After no promise for Monteiro’s reinstatement was made, a community rally was held May 8th, where students and prominent academics, including Marc Lemont Hill and Dr. Cornel West, publicly called for Monteiro’s immediate reinstatement. A day after Dai’s response was sent to the three coalition members, Dr. Johanna Fernandez of City University of New York and Dr. Mark Lewis Taylor of Princeton Theological Seminary sent a letter to Temple’s Chairman of the Board of Trustees, Theobald, and Dai. This letter was sent just a few days before the 60th anniversary of the seminal Brown v. Board decision, which supposedly ended segregation in education across the U.S. In it they addressed a list of charges waged by Asante on his public Facebook page against the student coalition and the May 8th rally. Asante labeled Monteiro a “charlatan,” and a “low-level purveyor of Marxism and anti-African ideals.” He also demeans Hill and West specifically, claiming that they were either “doing their leftist duties” or that “they were duped.” He ridicules the entire national campaign’s “Call for Dr. Monteiro,” whose signatories include Angela Davis, Chris Hedges, and Lewis R. Gordon. Further, Asante accuses the student coalition of being a “cadre of white leftists” using “the Monteiro issue to hijack the African-American Agenda.”

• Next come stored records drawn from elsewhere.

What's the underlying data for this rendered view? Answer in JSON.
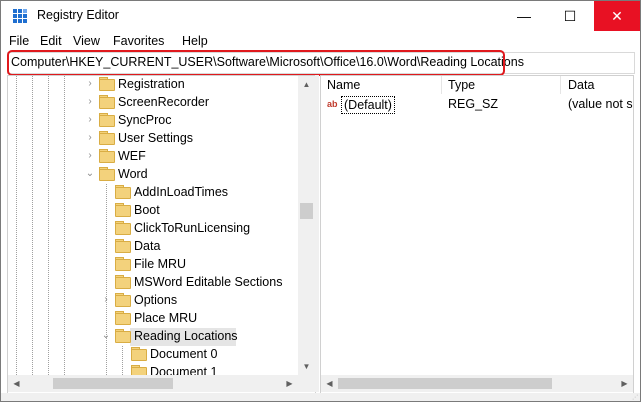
{
  "window": {
    "title": "Registry Editor",
    "icons": {
      "app": "registry-editor-icon",
      "minimize": "minimize-icon",
      "maximize": "maximize-icon",
      "close": "close-icon"
    },
    "minimize_glyph": "—",
    "maximize_glyph": "☐",
    "close_glyph": "✕",
    "close_color": "#e81123"
  },
  "menubar": {
    "items": [
      "File",
      "Edit",
      "View",
      "Favorites",
      "Help"
    ]
  },
  "address": {
    "path": "Computer\\HKEY_CURRENT_USER\\Software\\Microsoft\\Office\\16.0\\Word\\Reading Locations",
    "highlight_color": "#e0191d"
  },
  "tree": {
    "rows": [
      {
        "label": "Registration",
        "expander": "›",
        "expanded": false
      },
      {
        "label": "ScreenRecorder",
        "expander": "›",
        "expanded": false
      },
      {
        "label": "SyncProc",
        "expander": "›",
        "expanded": false
      },
      {
        "label": "User Settings",
        "expander": "›",
        "expanded": false
      },
      {
        "label": "WEF",
        "expander": "›",
        "expanded": false
      },
      {
        "label": "Word",
        "expander": "⌄",
        "expanded": true
      },
      {
        "label": "AddInLoadTimes",
        "expander": "",
        "expanded": false
      },
      {
        "label": "Boot",
        "expander": "",
        "expanded": false
      },
      {
        "label": "ClickToRunLicensing",
        "expander": "",
        "expanded": false
      },
      {
        "label": "Data",
        "expander": "",
        "expanded": false
      },
      {
        "label": "File MRU",
        "expander": "",
        "expanded": false
      },
      {
        "label": "MSWord Editable Sections",
        "expander": "",
        "expanded": false
      },
      {
        "label": "Options",
        "expander": "›",
        "expanded": false
      },
      {
        "label": "Place MRU",
        "expander": "",
        "expanded": false
      },
      {
        "label": "Reading Locations",
        "expander": "⌄",
        "expanded": true,
        "selected": true
      },
      {
        "label": "Document 0",
        "expander": "",
        "expanded": false
      },
      {
        "label": "Document 1",
        "expander": "",
        "expanded": false
      }
    ],
    "scroll_up": "▲",
    "scroll_down": "▼",
    "scroll_left": "◀",
    "scroll_right": "▶"
  },
  "list": {
    "columns": [
      "Name",
      "Type",
      "Data"
    ],
    "rows": [
      {
        "name": "(Default)",
        "type": "REG_SZ",
        "data": "(value not set)",
        "icon": "string-value-icon",
        "icon_glyph": "ab"
      }
    ],
    "scroll_left": "◀",
    "scroll_right": "▶"
  }
}
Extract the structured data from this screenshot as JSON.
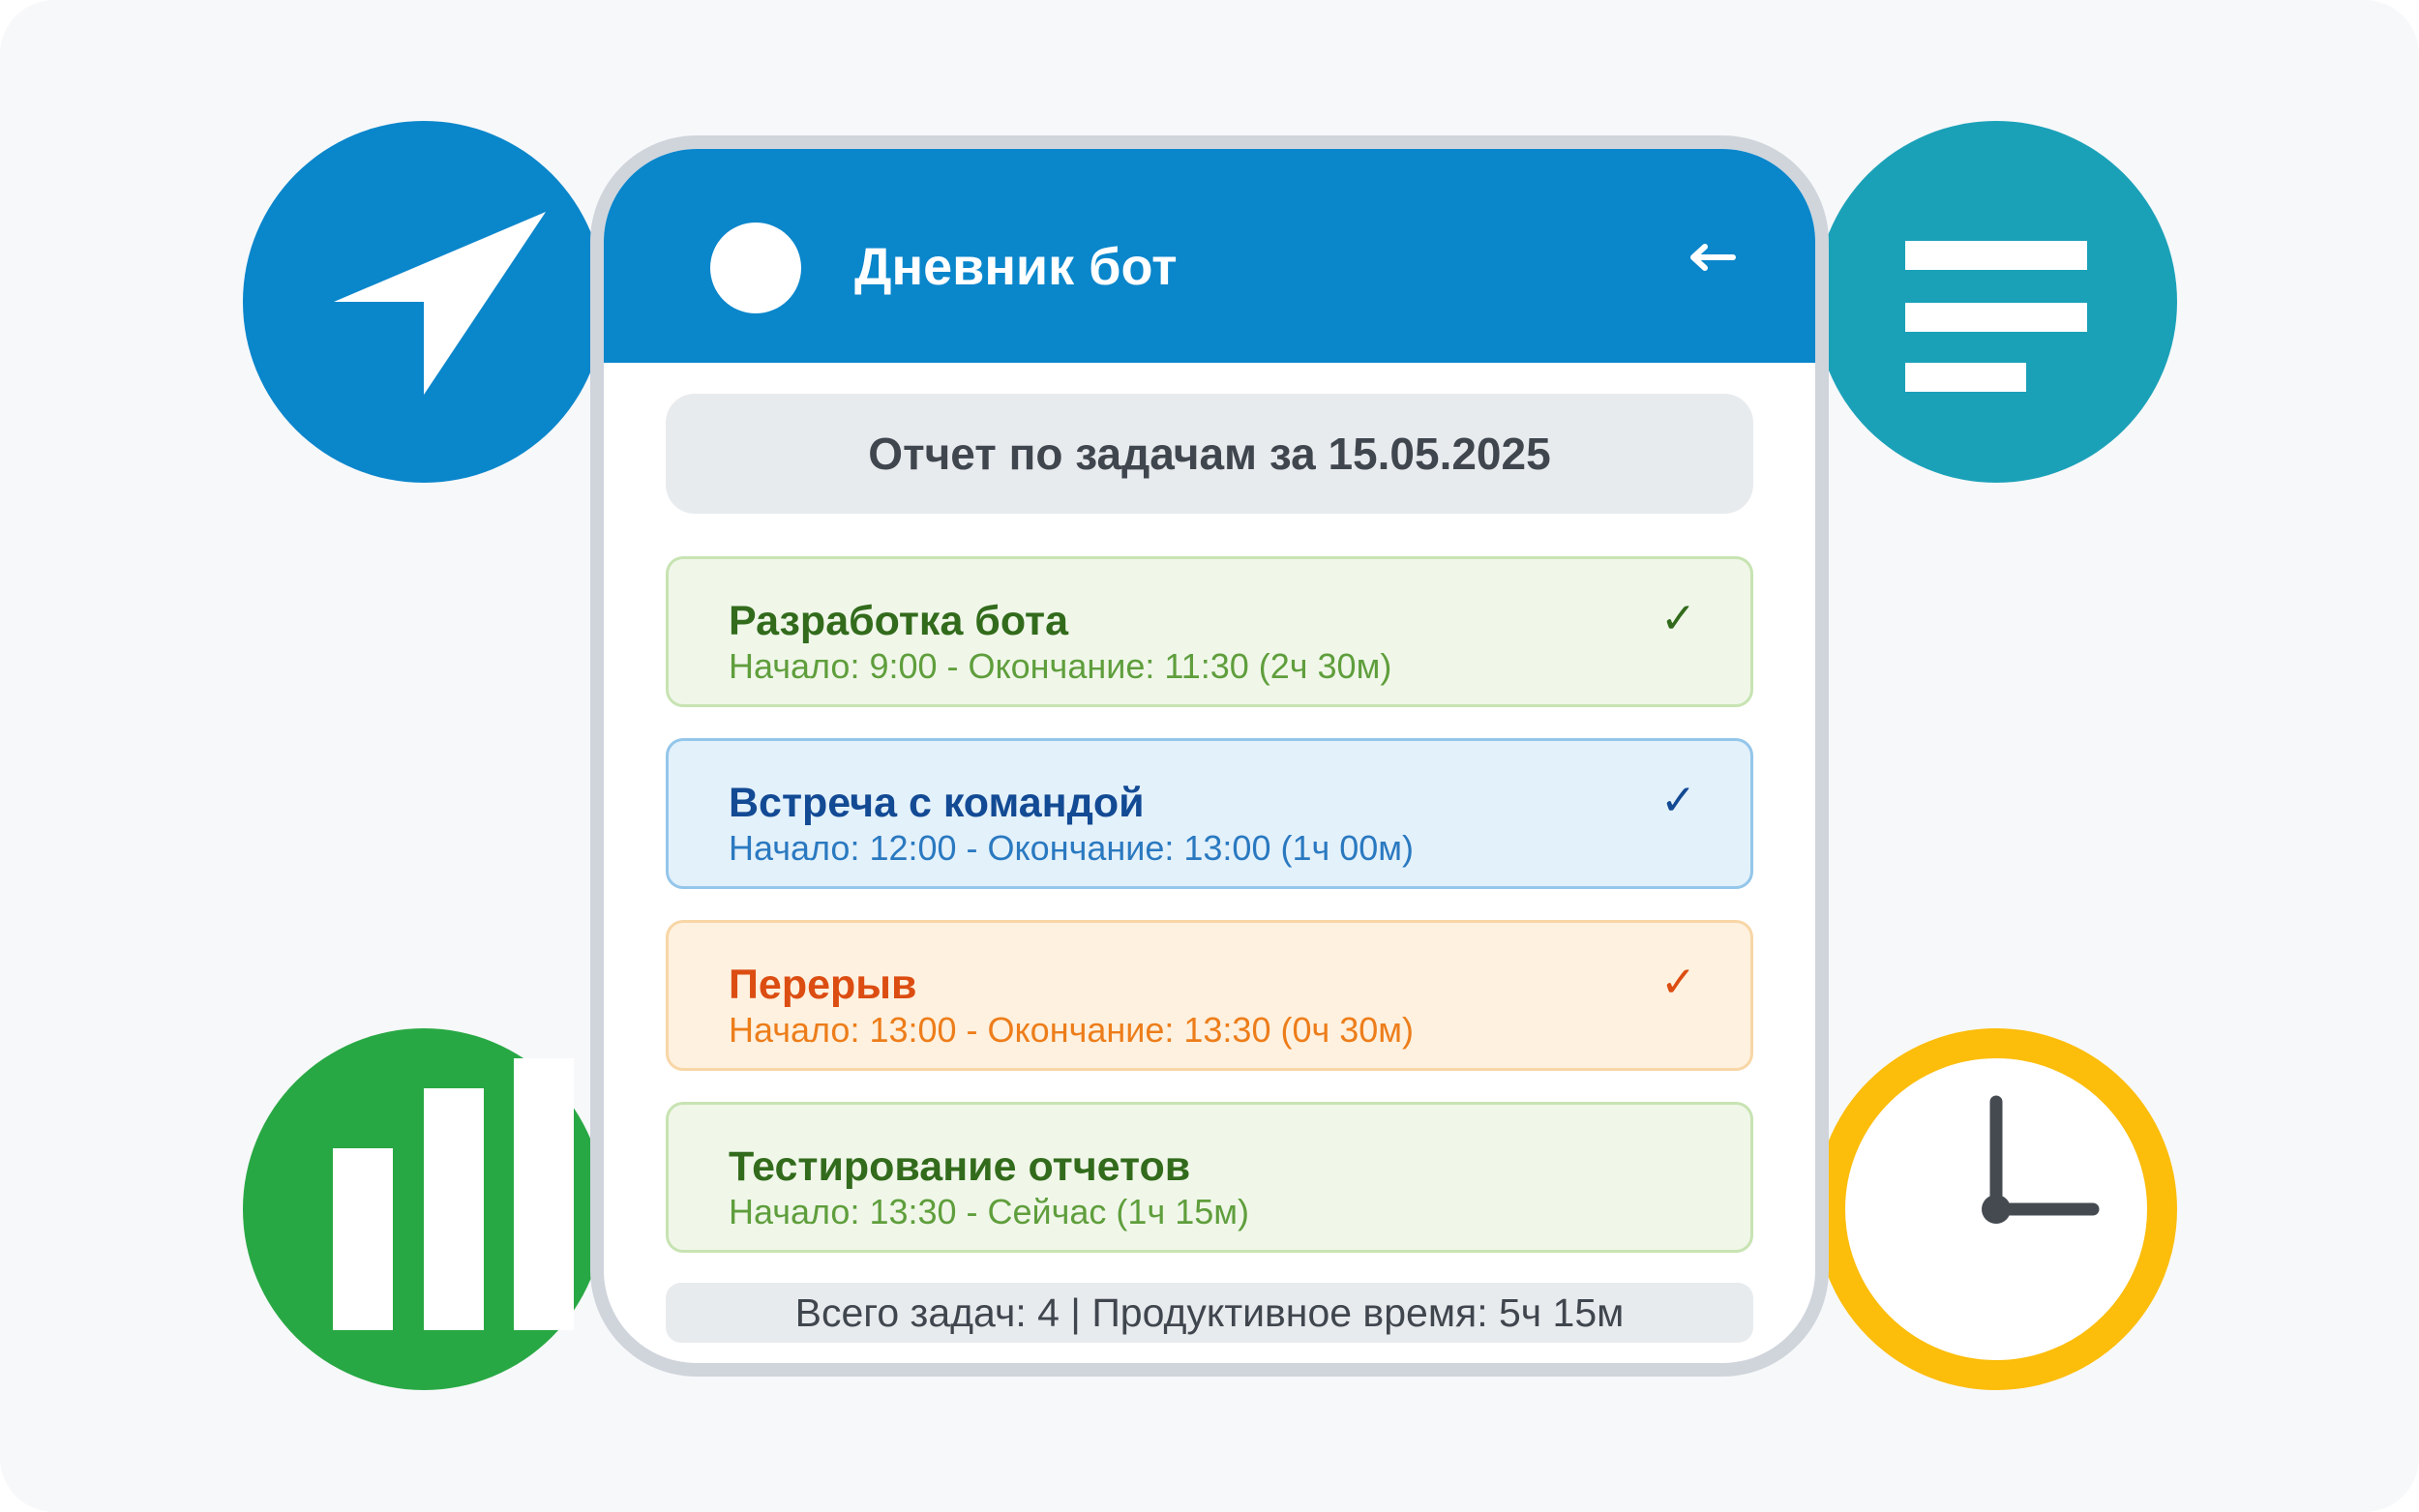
{
  "colors": {
    "header": "#0a86cb",
    "nav_circle": "#0a86cb",
    "menu_circle": "#1aa1b8",
    "chart_circle": "#28a844",
    "clock_ring": "#fcbd0b"
  },
  "icons": {
    "nav": "navigation-arrow-icon",
    "menu": "menu-lines-icon",
    "chart": "bar-chart-icon",
    "clock": "clock-icon",
    "back": "reply-arrow-icon",
    "avatar": "bot-avatar"
  },
  "header": {
    "title": "Дневник бот",
    "back_symbol": "↩"
  },
  "report": {
    "title": "Отчет по задачам за 15.05.2025"
  },
  "tasks": [
    {
      "name": "Разработка бота",
      "time": "Начало: 9:00 - Окончание: 11:30 (2ч 30м)",
      "check": "✓",
      "status": "done",
      "color": "green"
    },
    {
      "name": "Встреча с командой",
      "time": "Начало: 12:00 - Окончание: 13:00 (1ч 00м)",
      "check": "✓",
      "status": "done",
      "color": "blue"
    },
    {
      "name": "Перерыв",
      "time": "Начало: 13:00 - Окончание: 13:30 (0ч 30м)",
      "check": "✓",
      "status": "done",
      "color": "orange"
    },
    {
      "name": "Тестирование отчетов",
      "time": "Начало: 13:30 - Сейчас (1ч 15м)",
      "check": "",
      "status": "in-progress",
      "color": "green"
    }
  ],
  "summary": {
    "text": "Всего задач: 4 | Продуктивное время: 5ч 15м"
  }
}
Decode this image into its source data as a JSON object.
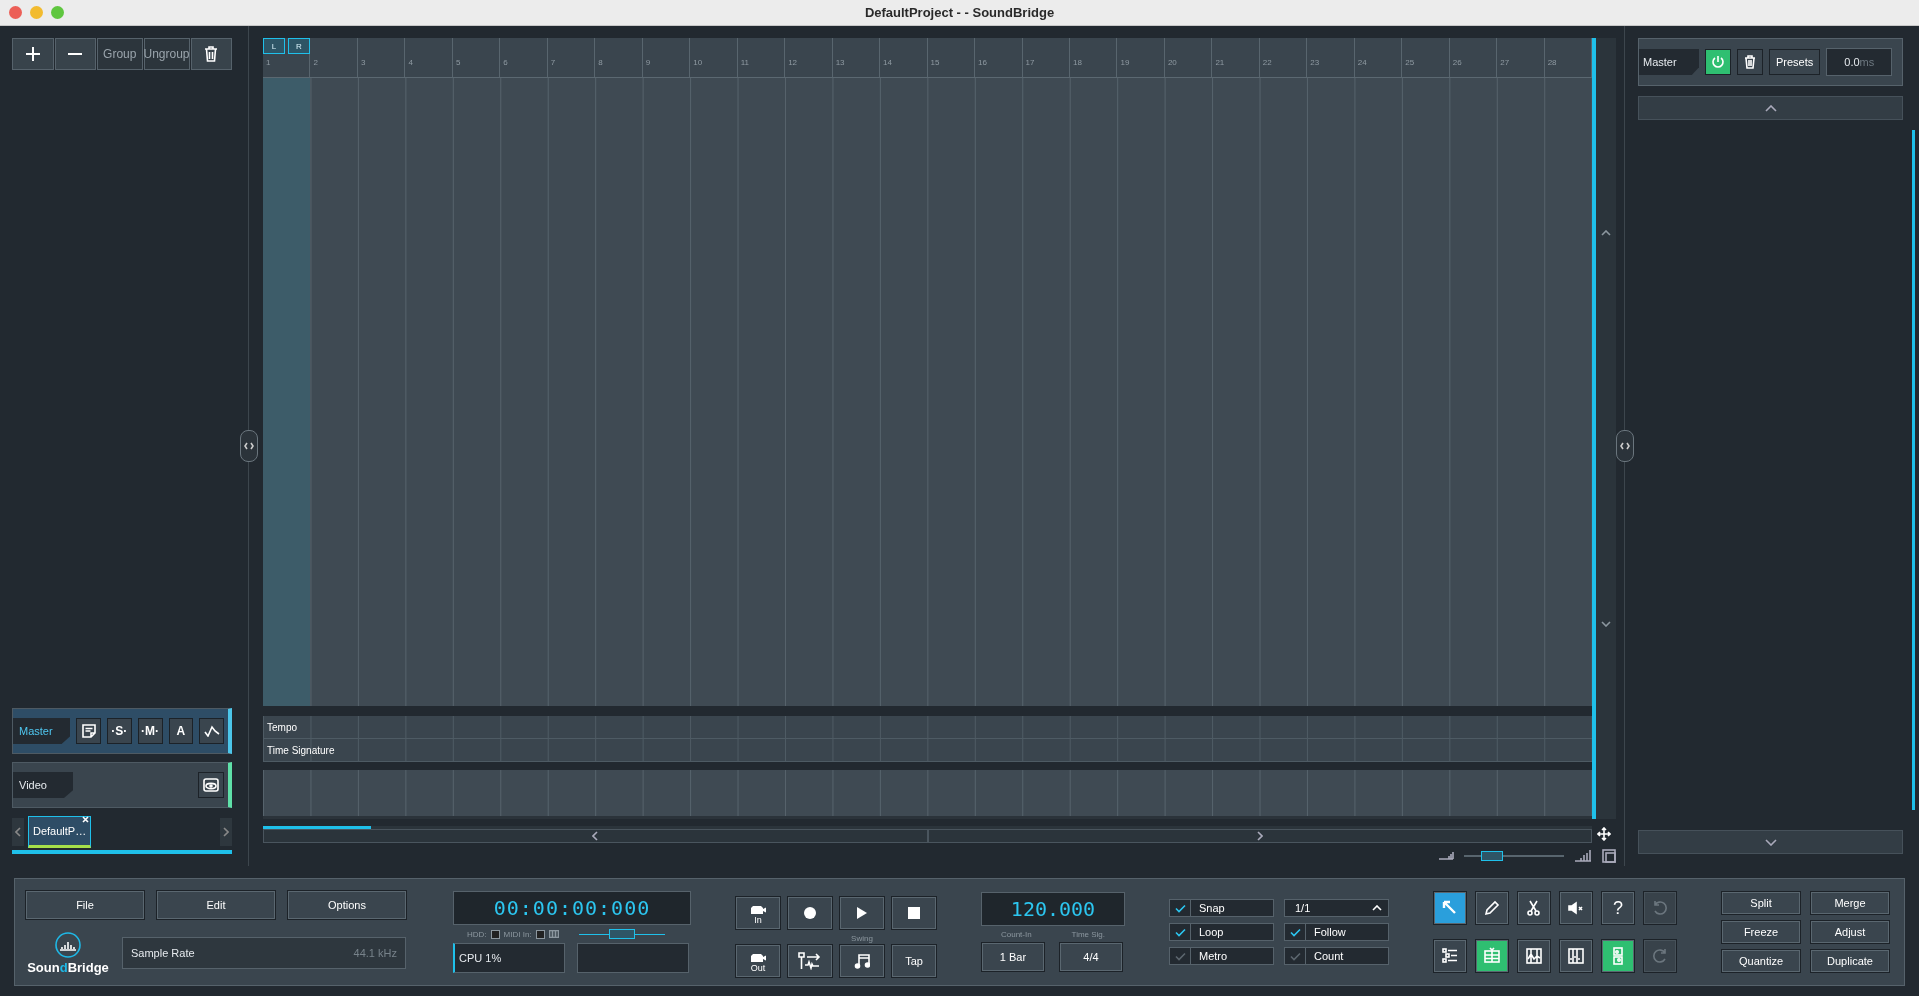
{
  "window": {
    "title": "DefaultProject -  - SoundBridge"
  },
  "track_toolbar": {
    "group": "Group",
    "ungroup": "Ungroup"
  },
  "ruler": {
    "bars": [
      "1",
      "2",
      "3",
      "4",
      "5",
      "6",
      "7",
      "8",
      "9",
      "10",
      "11",
      "12",
      "13",
      "14",
      "15",
      "16",
      "17",
      "18",
      "19",
      "20",
      "21",
      "22",
      "23",
      "24",
      "25",
      "26",
      "27",
      "28"
    ],
    "loop_left": "L",
    "loop_right": "R"
  },
  "master_track": {
    "name": "Master",
    "buttons": [
      "·S·",
      "·M·",
      "A"
    ]
  },
  "video_track": {
    "name": "Video"
  },
  "project_tabs": [
    {
      "label": "DefaultP…",
      "selected": true
    }
  ],
  "global_lanes": [
    "Tempo",
    "Time Signature"
  ],
  "zoom": {
    "level": 0.22
  },
  "right_panel": {
    "channel": "Master",
    "power_on": true,
    "presets": "Presets",
    "delay": "0.0",
    "delay_unit": "ms"
  },
  "menu": [
    "File",
    "Edit",
    "Options"
  ],
  "logo": [
    {
      "text": "Soun",
      "color": "#ffffff"
    },
    {
      "text": "d",
      "color": "#1fb8e6"
    },
    {
      "text": "Bridge",
      "color": "#ffffff"
    }
  ],
  "sample_rate": {
    "label": "Sample Rate",
    "value": "44.1 kHz"
  },
  "time_display": "00:00:00:000",
  "meters": {
    "hdd": "HDD:",
    "midi": "MIDI In:",
    "volume": {
      "level": 0.5
    },
    "cpu": "CPU 1%"
  },
  "transport": {
    "record_in": "In",
    "record_out": "Out",
    "swing": "Swing",
    "tap": "Tap"
  },
  "tempo": {
    "value": "120.000",
    "count_in_label": "Count-In",
    "count_in": "1 Bar",
    "time_sig_label": "Time Sig.",
    "time_sig": "4/4"
  },
  "options": [
    {
      "label": "Snap",
      "checked": true
    },
    {
      "label": "Loop",
      "checked": true
    },
    {
      "label": "Metro",
      "checked": false
    }
  ],
  "options_2": [
    {
      "label": "Follow",
      "checked": true
    },
    {
      "label": "Count",
      "checked": false
    }
  ],
  "grid_value": "1/1",
  "tools": [
    {
      "kind": "pointer",
      "selected": true
    },
    {
      "kind": "pencil",
      "selected": false
    },
    {
      "kind": "scissors",
      "selected": false
    },
    {
      "kind": "mute",
      "selected": false
    },
    {
      "kind": "help",
      "label": "?",
      "selected": false
    }
  ],
  "views": [
    {
      "kind": "tracklist",
      "on": false
    },
    {
      "kind": "arranger",
      "on": true
    },
    {
      "kind": "automation",
      "on": false
    },
    {
      "kind": "mixer",
      "on": false
    },
    {
      "kind": "split",
      "on": true
    }
  ],
  "history": [
    {
      "kind": "undo",
      "disabled": true
    },
    {
      "kind": "redo",
      "disabled": true
    }
  ],
  "edit_buttons": [
    "Split",
    "Merge",
    "Freeze",
    "Adjust",
    "Quantize",
    "Duplicate"
  ]
}
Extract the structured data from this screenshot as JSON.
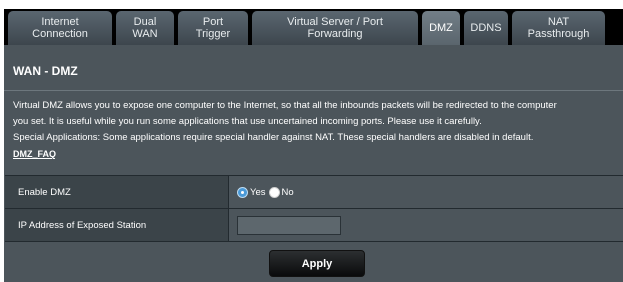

Fernandez and Taylor write, “Dr. Asante’s brazen demonization of student protestors and his deployment of these racially divisible attacks are morally bankrupt and incompatible with his ethical responsibilities as chair of an African American Studies unit at a University.”
Ultimately, the student and community coalition agree with Fernandez and Taylor, who believe that “Dr. Asante’s use of a naked and anachronistic anticommunism to justify baseless attacks on Dr. Monteiro’s integrity as a scholar and a teacher pose a dangerous threat to academic integrity and academic freedom…they reveal a deep-seated, prejudicial contempt that has been longstanding.”
Asante has made it clear that the decision not to renew Monteiro’s contract was “retaliatory,” a reflection of his and Soufas’ clandestine agenda for the AASD and a symptom of the overarching neoliberalization of the university. As a member of the student coalition, and one of the nine students who occupied Anderson Hall, I cannot stress enough Monteiro’s value to the university as an entity originally founded to serve North Central Philadelphia. His dismissal is an issue of university democracy, labor, and the well-being of poor and working class people of color. Monteiro’s reinstatement is the first step in tackling the intersectional forces of neoliberal capitalism and white supremacy practiced by Temple University, but can only succeed if students, faculty, North Philadelphians, and allies across the country come together in solidarity. Power to the people!
1. Stagflation is a term used in economics for a situation in which there is high inflation, slow economic growth, and high unemployment.